Although Captain Jack Sparrow (Johnny Depp) is technically the central star of Pirates of the Caribbean: Dead Men Tell No Tales, it's arguably Geoffrey Rush's Hector Barbossa who steals every scene. The character has come a long way since The Curse of the Black Pearl, and that complex arc culminated in his sacrifice to save his daughter Carina (Kaya Scodelario) in Dead Men Tell No Tales' final moments. It's easily one of the most heart-wrenching moments in the entire franchise, and Rush recently explained to me that he enjoyed the reveal because it made sense within the context of the franchise. Rush explained:
It's a bit like the Dickens novels that, episode by episode, happen over a long period of time and the readers have a contribution to it. I liked that there was a kind of surprising secret from the past that he's obviously been sitting on and I kind of looked back on the other four films to go, if I had that knowledge, if the writers hadn't come up with that surprise background secret in his life it all made sense. And I thought 'gee maybe that's where Jack the monkey came from' it's a repressed memory that's found a substitute. Everything made sense.
As Geoffrey Rush explained in our recent chat: the reason the Barbossa/Carina twist works (and the reason his death scene works) is because it all makes sense in the grand scheme of every other Pirates of the Caribbean movie. Much like the Darth Vader/Luke Skywalker reveal from the Star Wars films, it doesn't feel like a retcon or a copout; you can go back to watch the older films in the franchise, and still feel like that plot point exists in those earlier stories. And, of course, Rush also received bonus points from me for finding a way to liken the Pirates of the Caribbean series to a classic Dickens tale.
Beyond that, I was particularly enamored with Geoffrey Rush's explanation that Jack the monkey is actually a surrogate child to try and fill the void left by Carina.
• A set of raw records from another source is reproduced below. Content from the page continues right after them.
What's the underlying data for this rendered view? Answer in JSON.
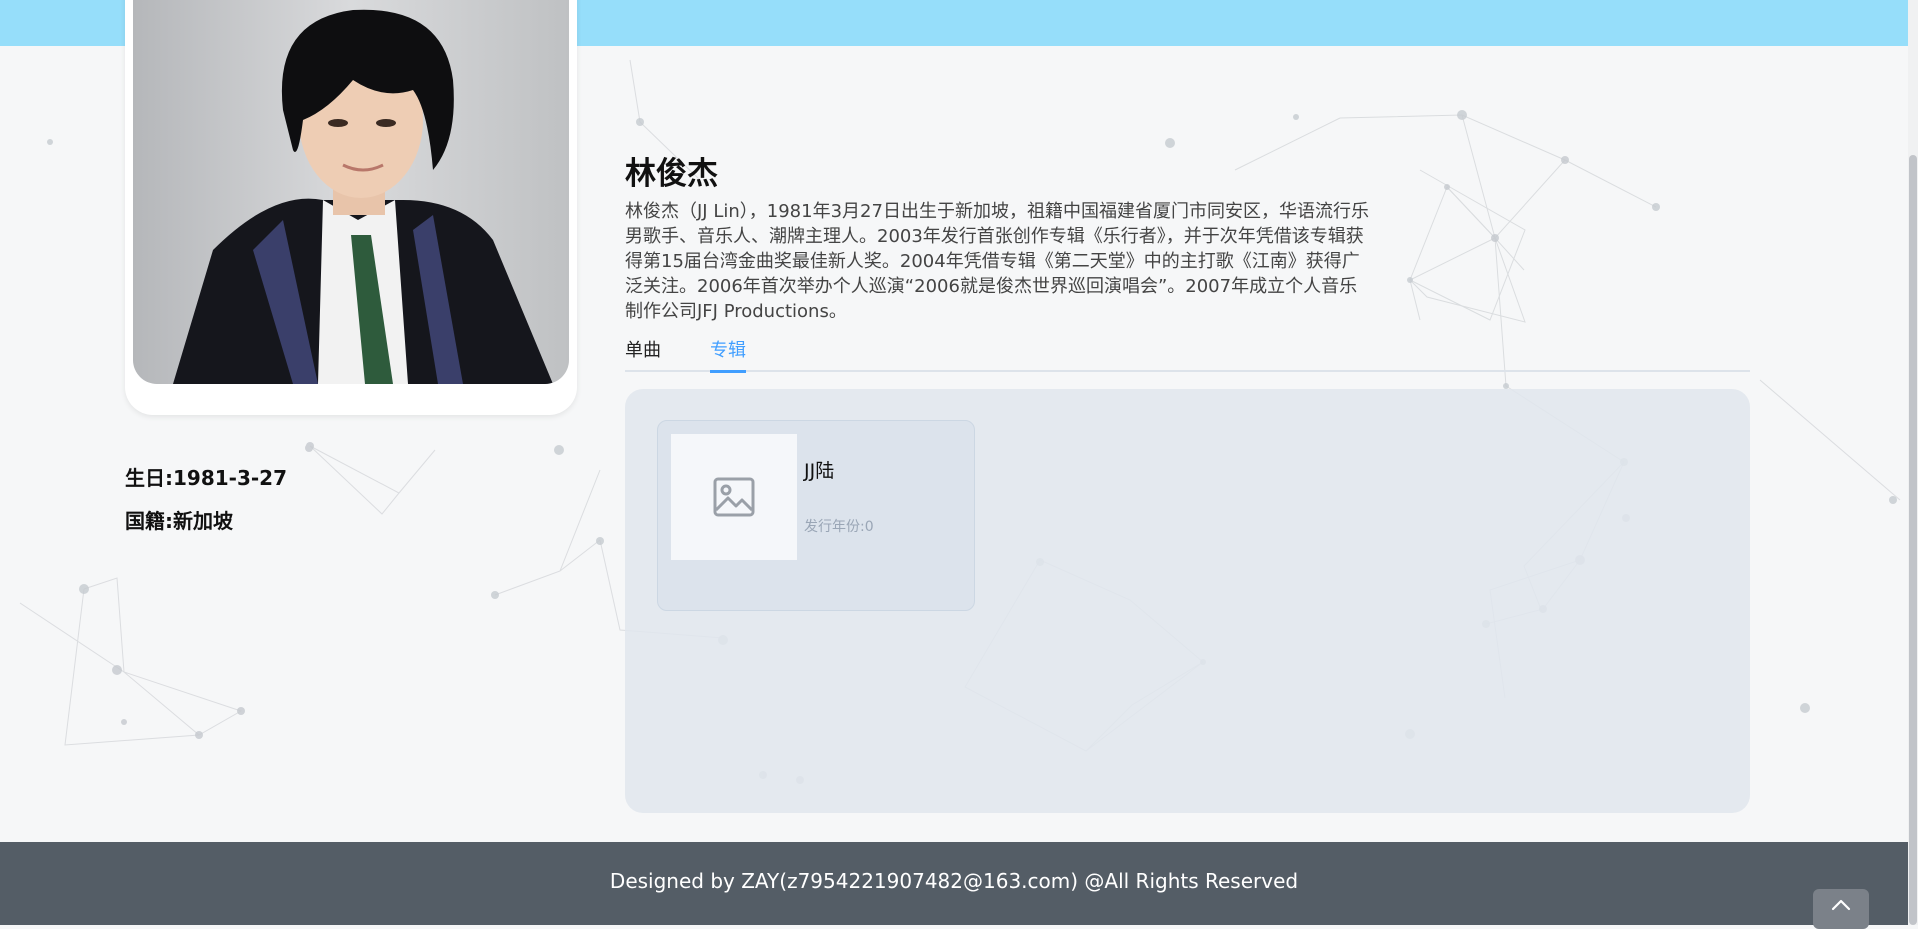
{
  "artist": {
    "name": "林俊杰",
    "bio": "林俊杰（JJ Lin），1981年3月27日出生于新加坡，祖籍中国福建省厦门市同安区，华语流行乐男歌手、音乐人、潮牌主理人。2003年发行首张创作专辑《乐行者》，并于次年凭借该专辑获得第15届台湾金曲奖最佳新人奖。2004年凭借专辑《第二天堂》中的主打歌《江南》获得广泛关注。2006年首次举办个人巡演“2006就是俊杰世界巡回演唱会”。2007年成立个人音乐制作公司JFJ Productions。",
    "birthday": "生日:1981-3-27",
    "nationality": "国籍:新加坡"
  },
  "tabs": [
    {
      "label": "单曲",
      "active": false
    },
    {
      "label": "专辑",
      "active": true
    }
  ],
  "albums": [
    {
      "title": "JJ陆",
      "year_label": "发行年份:0",
      "cover_icon": "image-placeholder-icon"
    }
  ],
  "footer": {
    "text": "Designed by ZAY(z7954221907482@163.com) @All Rights Reserved"
  },
  "colors": {
    "header": "#96defa",
    "accent": "#409eff",
    "footer": "#545d66"
  },
  "icons": {
    "back_to_top": "chevron-up-icon"
  }
}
It turns a joke sidekick character into a legitimately emotional core for Barbossa.
All of this was made even more enjoyable for Geoffrey Rush because he has essentially portrayed a different version of Hector Barbossa in each of the Pirates of the Caribbean films. The actor continued:
Yeah and even though I wasn't playing those notions. But because he's always been such a transformational character. He's become a politician, he's worked for the King, and now he's a corporate CEO with a vulgarity of wealth, having that slightly more vain narcissistic ruthless survivor character to confront a vulnerability or some hidden emotional core was really great to play in the landscape, the tone, the scale, the big brushstrokes that these stories require.